The relator, on the other hand, takes the position that a rate may be used which when extended will produce an amount not to exceed the sum of $8,500,000, or that the rate of 25 cents may be used regardless of the assessed value or the amount it will produce, whichever method produces the greater amount. Under relator's position he may disregard the pegged amount and levy a much larger one at his option.
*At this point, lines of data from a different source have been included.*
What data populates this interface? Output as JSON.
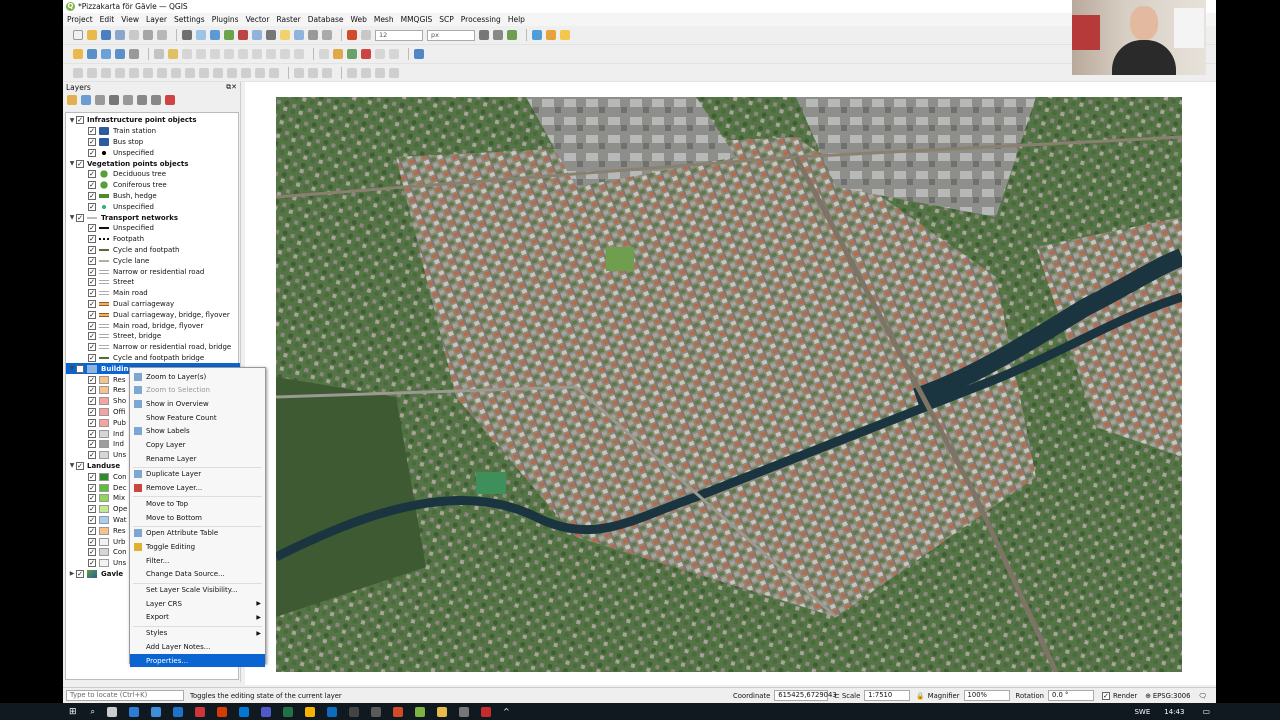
{
  "window": {
    "title": "*Pizzakarta för Gävle — QGIS"
  },
  "menubar": [
    "Project",
    "Edit",
    "View",
    "Layer",
    "Settings",
    "Plugins",
    "Vector",
    "Raster",
    "Database",
    "Web",
    "Mesh",
    "MMQGIS",
    "SCP",
    "Processing",
    "Help"
  ],
  "toolbar": {
    "font_size_value": "12",
    "unit_value": "px"
  },
  "layers_panel": {
    "title": "Layers",
    "rows": [
      {
        "level": 0,
        "expand": "▼",
        "checked": true,
        "label": "Infrastructure point objects",
        "group": true,
        "sym": "none"
      },
      {
        "level": 1,
        "checked": true,
        "label": "Train station",
        "sym": "train"
      },
      {
        "level": 1,
        "checked": true,
        "label": "Bus stop",
        "sym": "bus"
      },
      {
        "level": 1,
        "checked": true,
        "label": "Unspecified",
        "sym": "dot-black"
      },
      {
        "level": 0,
        "expand": "▼",
        "checked": true,
        "label": "Vegetation points objects",
        "group": true,
        "sym": "none"
      },
      {
        "level": 1,
        "checked": true,
        "label": "Deciduous tree",
        "sym": "tree-green"
      },
      {
        "level": 1,
        "checked": true,
        "label": "Coniferous tree",
        "sym": "tree-green"
      },
      {
        "level": 1,
        "checked": true,
        "label": "Bush, hedge",
        "sym": "bush"
      },
      {
        "level": 1,
        "checked": true,
        "label": "Unspecified",
        "sym": "dot-green"
      },
      {
        "level": 0,
        "expand": "▼",
        "checked": true,
        "label": "Transport networks",
        "group": true,
        "sym": "line-group"
      },
      {
        "level": 1,
        "checked": true,
        "label": "Unspecified",
        "sym": "line-black"
      },
      {
        "level": 1,
        "checked": true,
        "label": "Footpath",
        "sym": "line-dash"
      },
      {
        "level": 1,
        "checked": true,
        "label": "Cycle and footpath",
        "sym": "line-olive"
      },
      {
        "level": 1,
        "checked": true,
        "label": "Cycle lane",
        "sym": "line-olive-thin"
      },
      {
        "level": 1,
        "checked": true,
        "label": "Narrow or residential road",
        "sym": "line-white"
      },
      {
        "level": 1,
        "checked": true,
        "label": "Street",
        "sym": "line-white"
      },
      {
        "level": 1,
        "checked": true,
        "label": "Main road",
        "sym": "line-white"
      },
      {
        "level": 1,
        "checked": true,
        "label": "Dual carriageway",
        "sym": "line-orange"
      },
      {
        "level": 1,
        "checked": true,
        "label": "Dual carriageway, bridge, flyover",
        "sym": "line-orange"
      },
      {
        "level": 1,
        "checked": true,
        "label": "Main road, bridge, flyover",
        "sym": "line-white"
      },
      {
        "level": 1,
        "checked": true,
        "label": "Street, bridge",
        "sym": "line-white"
      },
      {
        "level": 1,
        "checked": true,
        "label": "Narrow or residential road, bridge",
        "sym": "line-white"
      },
      {
        "level": 1,
        "checked": true,
        "label": "Cycle and footpath bridge",
        "sym": "line-olive"
      },
      {
        "level": 0,
        "expand": "▼",
        "checked": true,
        "label": "Buildings",
        "group": true,
        "selected": true,
        "sym": "poly-blue"
      },
      {
        "level": 1,
        "checked": true,
        "label": "Res",
        "sym": "sq-peach"
      },
      {
        "level": 1,
        "checked": true,
        "label": "Res",
        "sym": "sq-peach"
      },
      {
        "level": 1,
        "checked": true,
        "label": "Sho",
        "sym": "sq-pink"
      },
      {
        "level": 1,
        "checked": true,
        "label": "Offi",
        "sym": "sq-pink"
      },
      {
        "level": 1,
        "checked": true,
        "label": "Pub",
        "sym": "sq-pink"
      },
      {
        "level": 1,
        "checked": true,
        "label": "Ind",
        "sym": "sq-lgray"
      },
      {
        "level": 1,
        "checked": true,
        "label": "Ind",
        "sym": "sq-gray"
      },
      {
        "level": 1,
        "checked": true,
        "label": "Uns",
        "sym": "sq-lgray"
      },
      {
        "level": 0,
        "expand": "▼",
        "checked": true,
        "label": "Landuse",
        "group": true,
        "sym": "none"
      },
      {
        "level": 1,
        "checked": true,
        "label": "Con",
        "sym": "sq-dgreen"
      },
      {
        "level": 1,
        "checked": true,
        "label": "Dec",
        "sym": "sq-green"
      },
      {
        "level": 1,
        "checked": true,
        "label": "Mix",
        "sym": "sq-lgreen"
      },
      {
        "level": 1,
        "checked": true,
        "label": "Ope",
        "sym": "sq-ygreen"
      },
      {
        "level": 1,
        "checked": true,
        "label": "Wat",
        "sym": "sq-blue"
      },
      {
        "level": 1,
        "checked": true,
        "label": "Res",
        "sym": "sq-peach"
      },
      {
        "level": 1,
        "checked": true,
        "label": "Urb",
        "sym": "sq-white"
      },
      {
        "level": 1,
        "checked": true,
        "label": "Con",
        "sym": "sq-lgray"
      },
      {
        "level": 1,
        "checked": true,
        "label": "Uns",
        "sym": "sq-white"
      },
      {
        "level": 0,
        "expand": "▶",
        "checked": true,
        "label": "Gavle",
        "group": true,
        "sym": "raster"
      }
    ]
  },
  "context_menu": {
    "items": [
      {
        "label": "Zoom to Layer(s)",
        "icon": "zoom-icon"
      },
      {
        "label": "Zoom to Selection",
        "disabled": true,
        "icon": "zoom-selection-icon"
      },
      {
        "label": "Show in Overview",
        "icon": "overview-icon"
      },
      {
        "label": "Show Feature Count"
      },
      {
        "label": "Show Labels",
        "icon": "labels-icon"
      },
      {
        "label": "Copy Layer"
      },
      {
        "label": "Rename Layer"
      },
      {
        "sep": true
      },
      {
        "label": "Duplicate Layer",
        "icon": "duplicate-icon"
      },
      {
        "label": "Remove Layer...",
        "icon": "remove-icon"
      },
      {
        "sep": true
      },
      {
        "label": "Move to Top"
      },
      {
        "label": "Move to Bottom"
      },
      {
        "sep": true
      },
      {
        "label": "Open Attribute Table",
        "icon": "table-icon"
      },
      {
        "label": "Toggle Editing",
        "icon": "pencil-icon"
      },
      {
        "label": "Filter..."
      },
      {
        "label": "Change Data Source..."
      },
      {
        "sep": true
      },
      {
        "label": "Set Layer Scale Visibility..."
      },
      {
        "label": "Layer CRS",
        "submenu": true
      },
      {
        "label": "Export",
        "submenu": true
      },
      {
        "sep": true
      },
      {
        "label": "Styles",
        "submenu": true
      },
      {
        "label": "Add Layer Notes..."
      },
      {
        "label": "Properties...",
        "selected": true
      }
    ]
  },
  "statusbar": {
    "locate_placeholder": "Type to locate (Ctrl+K)",
    "message": "Toggles the editing state of the current layer",
    "coordinate_label": "Coordinate",
    "coordinate_value": "615425,6729043",
    "scale_label": "Scale",
    "scale_value": "1:7510",
    "magnifier_label": "Magnifier",
    "magnifier_value": "100%",
    "rotation_label": "Rotation",
    "rotation_value": "0.0 °",
    "render_label": "Render",
    "crs": "EPSG:3006"
  },
  "taskbar": {
    "language": "SWE",
    "time": "14:43"
  },
  "colors": {
    "selection": "#0a64d2",
    "water": "#1b3540"
  }
}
In determining the meaning of a grant of power to levy taxes, strict construction will be given to that which is relied upon to confer the power. People ex rel. McDonough v. Mills Novelty Co. 357 Ill. 285; People ex rel. Toman v. Chicago Heights Terminal Transfer Railroad Co. 375 Ill. 590; People ex rel. Dooley v. New York, Chicago and St. Louis Railroad Co. 371 Ill. 522.
A number of general rules of statutory construction are cited by both sides, which we have considered, but it will not be necessary to enumerate them here. A statute itself affords the best means of its exposition, and if the legislative intent can be ascertained from its provisions, that intent will prevail without resorting to other aids for construction. Burke v. Industrial Com. 368 Ill. 554; Coon v. Doss, 361 Ill. 515.
It is true there is no need of construction to ascertain the meaning of a statute where the language is clear and unambiguous and the intention of law-making power is manifestly apparent therefrom. (Bergeson v. Mullinix, 399 Ill. 470; People v. Lund, 382 Ill. 213.) However, it is a well-settled rule of statutory construction that, in construing statutes, the intention of the legislature will control and that the several provisions of the statute should be construed together in the light of the general purpose and object of the act, so as to give effect to the main intent and purpose of the legislature as therein expressed. (People ex rel. Hutchcraft v. Louisville and Nashville Railroad Co. 396 Ill. 502; People ex rel. Curren v. Schommer, 392 Ill. 17; People ex rel. Rice v. Wilson Oil Co. 364 Ill. 406; People ex rel. Harding v. Goldberg, 332 Ill. 346; State Public Utilities Com. v. Monarch Refrigerating Co. 267 Ill. 528; People v. Price, 257 Ill. 587.) The history of the legislation, considered with the objects to be accomplished and reading the entire section together, indicates its purpose. People ex rel. Hutchcraft v. Louisville and Nashville Railroad Co. 396 Ill. 502; Morris v. The Broadview, Inc. 385 Ill. 228.
Resort to explanatory legislative history has been declared not to be forbidden no matter how clear the words may first appear on superficial examination. (Harrison v. Northern Trust Co. 317 U.S. 476, 63 S.Ct. 361.) Historical facts and the significant circumstances leading up to the enactment of a statute may be noticed to show that a literal interpretation of the words used is not the intended meaning. (Church of the Holy Trinity v. United States, 143 U.S. 457, 12 S.Ct. 511.) The elusiveness of legislative intent is not less than that of proximate cause and reasonable doubt, and the decisions of the many cases pertaining thereto present a ...